Kramer Manufacturing also would have us hold that intentional copying establishes the second prong under section 43(a), likelihood of confusion. Because the district court did not address whether a likelihood of confusion between the defendants' and the plaintiff's games existed due to their similarity, and because the parties have not fully briefed or argued the issue, we do not decide such issue. We note, however, that the leading commentator on the subject states that the courts almost unanimously presume a likelihood of confusion based upon a showing that the defendant intentionally copied the plaintiff's trademark or trade dress. 2 J. McCarthy, Trademarks and Unfair Competition Secs. 23:34-:35 (2d ed. 1984). See also Warner Brothers, Inc. v. American Broadcasting Cos., 720 F.2d 231, 246-47 (2d Cir. 1983) (evidence of intentional copying raises a presumption of likelihood of confusion, but may not in all cases survive a directed verdict); Brooks Shoe Mfg. Co. v. Suave Shoe Corp., 716 F.2d 854, 859 n. 13 (11th Cir. 1983) (intentional copying is "evidence, but not conclusive" on issue of likelihood of confusion); Processed Plastic Co. v. Warner Communications, Inc. 675 F.2d 852, 857 (7th Cir. 1982) (intentional copying establishes presumption of intent "to create a confusing similarity of appearance and to have succeeded at doing so"). Among the factors to be considered when deciding this factual issue in a trademark case are "(1) the strength of the plaintiff's mark; (2) the similarity between the plaintiff's mark and the allegedly infringing mark; (3) the similarity between the products and services offered by the plaintiff and defendant; (4) the similarity of the sales methods, i.e., retail outlets or customers; (5) the similarity of advertising methods; (6) the defendant's intent, e.g. does the defendant hope to gain competitive advantage by associating his product with the plaintiff's established mark; and (7) the most persuasive factor on likely confusion is proof of actual confusion." Conagra, Inc. v. Singleton, 743 F.2d 1508, 1514 (11th Cir. 1984) (citation omitted). See also 1 J. McCarthy, supra, at Sec. 15:10-:26

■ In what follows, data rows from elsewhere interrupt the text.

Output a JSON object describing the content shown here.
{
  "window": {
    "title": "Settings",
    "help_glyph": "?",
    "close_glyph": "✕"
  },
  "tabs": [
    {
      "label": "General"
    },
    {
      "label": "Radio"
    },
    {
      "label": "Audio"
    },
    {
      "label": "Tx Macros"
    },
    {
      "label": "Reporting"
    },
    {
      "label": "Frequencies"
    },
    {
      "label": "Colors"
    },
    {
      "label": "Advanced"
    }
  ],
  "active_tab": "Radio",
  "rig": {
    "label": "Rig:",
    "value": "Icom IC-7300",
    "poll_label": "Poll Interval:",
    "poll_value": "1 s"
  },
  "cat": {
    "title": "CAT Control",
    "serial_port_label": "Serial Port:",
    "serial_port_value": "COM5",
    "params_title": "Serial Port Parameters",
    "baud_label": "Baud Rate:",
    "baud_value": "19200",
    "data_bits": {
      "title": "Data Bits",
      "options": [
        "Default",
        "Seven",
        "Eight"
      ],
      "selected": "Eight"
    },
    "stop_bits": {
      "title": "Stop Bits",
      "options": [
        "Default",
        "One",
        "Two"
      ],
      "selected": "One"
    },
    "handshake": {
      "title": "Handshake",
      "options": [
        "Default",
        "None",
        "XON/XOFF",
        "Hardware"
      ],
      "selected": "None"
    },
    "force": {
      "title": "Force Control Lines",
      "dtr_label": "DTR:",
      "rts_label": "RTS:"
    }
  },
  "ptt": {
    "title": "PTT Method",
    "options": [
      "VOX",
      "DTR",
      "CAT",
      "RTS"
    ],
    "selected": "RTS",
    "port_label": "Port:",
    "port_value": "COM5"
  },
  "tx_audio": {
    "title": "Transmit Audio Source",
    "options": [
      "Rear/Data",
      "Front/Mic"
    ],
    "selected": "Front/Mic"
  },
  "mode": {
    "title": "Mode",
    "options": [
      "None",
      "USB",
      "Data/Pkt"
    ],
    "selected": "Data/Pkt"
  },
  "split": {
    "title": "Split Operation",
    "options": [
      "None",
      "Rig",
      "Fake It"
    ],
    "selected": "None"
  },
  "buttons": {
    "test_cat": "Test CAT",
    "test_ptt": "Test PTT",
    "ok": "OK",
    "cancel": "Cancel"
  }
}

Unlike trademark infringement, which focuses on one aspect of a product's "image," i.e., the trademark, trade dress infringement focuses on "the total image of plaintiff's product, package and advertising and compare [s] this with the defendant's image." 1 J. McCarthy, supra note 30, Sec. 8:1, at 282-83. The underlying purpose of section 43(a) is to protect both consumers and competitors from a wide variety of misrepresentations of products and service, implicating "a broad spectrum of marks, symbols, design elements and characters." Warner Brothers v. Gay Toys, Inc., 658 F.2d 76, 78 (2d Cir. 1981)
The courts have also held that sufficiently distinctive trade dress, upon use in the market, is presumed to serve as an identifier of source without proof of secondary meaning. Chevron, 659 F.2d at 702-03